Ohio Goes Red as Nation Goes Blue

Zain watched the Election 2020 results at his home in Ohio. 

Oho has long been considered a pivotal state in presidential elections. This year, Ohioans voted in favor of President Donald Trump, who was seeking re-election on the Republican ticket. It was the first time since 1960 that Ohio’s 18 electoral votes did not go to the winning candidate.

Despite winning Ohio, Trump was ultimately defeated in both the popular and Electoral College votes. President-elect Joseph R. Biden won 306 electoral votes compared to Trump’s 232. The allotment of the 538 electoral votes are determined by each state’s population. At least 270 votes are needed for a presidential candidate to declare victory. 

Ohio is considered a swing state, which means that no one knows whether voters here will choose the Democratic or Republican candidate. In both 2008 and 2012, for example, Democratic contender Barack Obama won the popular vote in Ohio. But in 2016 and 2020, Ohioans went for Trump, a Republican.  



Election Day was November 3, but the results were not finalized until November 7. Due to the coronavirus pandemic, there were many more mail-in votes than usual this year, resulting in some states taking more time to report results. 

How did Biden win so decisively? Black women, young people, and new voters helped put him over the top. He and his running mate, Kamala Harris, got nearly 80 million votes, the largest number in history. An estimated 65% of all eligible voters cast ballots.

Harris, who is Black, made history as the first woman to be elected Vice President. No woman has ever served as President. 


Zain interviews Cuyahoga County poll worker Mike Czajka via video. 


Nicole Cilenti, who lives in a suburb of Cleveland, typically votes in person on Election Day. This year, she cast her ballot early by mail due to the pandemic.

Cilenti voted for President-elect Biden. “This was the most important election of my lifetime,” she said. “We need change for the better in this country, and voting is my way to help elicit that change.” 

Before the election, President Trump repeatedly complained about widespread voter fraud. No such claims have been demonstrated. Nonetheless, he has continued to dispute the results. He is the first losing presidential candidate in United States history to refuse to concede to his opponent. 

Voter Matthew McWeeny, who lives in a suburb of Cleveland, was pleased with the voting process. When asked if he was concerned about Trump’s claims of fraud, McWeeny said, “No, I didn’t take a lot of those crazy storylines seriously.” 

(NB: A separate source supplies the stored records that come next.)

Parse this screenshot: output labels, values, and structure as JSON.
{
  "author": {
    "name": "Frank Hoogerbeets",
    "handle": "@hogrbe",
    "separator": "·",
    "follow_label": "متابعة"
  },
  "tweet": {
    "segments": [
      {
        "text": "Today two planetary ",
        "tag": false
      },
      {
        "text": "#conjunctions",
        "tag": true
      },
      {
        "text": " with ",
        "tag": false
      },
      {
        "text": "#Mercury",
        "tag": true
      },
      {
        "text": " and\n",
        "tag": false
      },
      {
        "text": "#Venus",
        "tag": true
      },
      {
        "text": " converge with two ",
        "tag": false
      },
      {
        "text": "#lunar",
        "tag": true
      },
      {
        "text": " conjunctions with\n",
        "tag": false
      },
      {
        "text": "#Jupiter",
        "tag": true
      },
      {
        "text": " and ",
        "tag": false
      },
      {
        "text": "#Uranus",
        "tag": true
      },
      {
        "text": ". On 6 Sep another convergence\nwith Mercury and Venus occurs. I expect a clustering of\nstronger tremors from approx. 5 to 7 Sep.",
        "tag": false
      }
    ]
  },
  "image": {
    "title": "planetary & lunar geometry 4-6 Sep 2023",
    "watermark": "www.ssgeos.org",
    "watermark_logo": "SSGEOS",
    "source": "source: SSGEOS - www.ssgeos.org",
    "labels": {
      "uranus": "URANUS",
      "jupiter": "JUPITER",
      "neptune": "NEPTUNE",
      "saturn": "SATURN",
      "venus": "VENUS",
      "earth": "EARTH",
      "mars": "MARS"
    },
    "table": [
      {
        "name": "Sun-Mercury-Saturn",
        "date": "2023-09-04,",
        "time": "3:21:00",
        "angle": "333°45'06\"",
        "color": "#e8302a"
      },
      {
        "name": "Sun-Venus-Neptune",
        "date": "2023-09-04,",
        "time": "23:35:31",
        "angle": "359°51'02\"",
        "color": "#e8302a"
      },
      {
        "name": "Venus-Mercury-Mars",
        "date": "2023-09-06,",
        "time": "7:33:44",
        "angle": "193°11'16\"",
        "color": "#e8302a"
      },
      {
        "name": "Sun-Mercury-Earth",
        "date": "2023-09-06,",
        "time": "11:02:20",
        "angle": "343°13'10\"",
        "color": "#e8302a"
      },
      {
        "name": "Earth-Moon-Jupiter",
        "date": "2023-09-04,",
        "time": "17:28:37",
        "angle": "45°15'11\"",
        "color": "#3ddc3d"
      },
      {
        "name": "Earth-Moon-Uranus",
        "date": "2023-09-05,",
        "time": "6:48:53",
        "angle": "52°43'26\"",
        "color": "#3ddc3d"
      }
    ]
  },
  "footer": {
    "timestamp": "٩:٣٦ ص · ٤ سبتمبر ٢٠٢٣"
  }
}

On Election Day, I spoke with first-time poll worker Mike Czajka from Cuyahoga County. He signed up to work at the polling place in his Cleveland neighborhood and enjoyed seeing people with differing political views work together. “I would definitely do it again,” he said.  

President Trump won Ohio's 18 electoral votes but lost his bid for a second term in the White House.

Photos courtesy of the author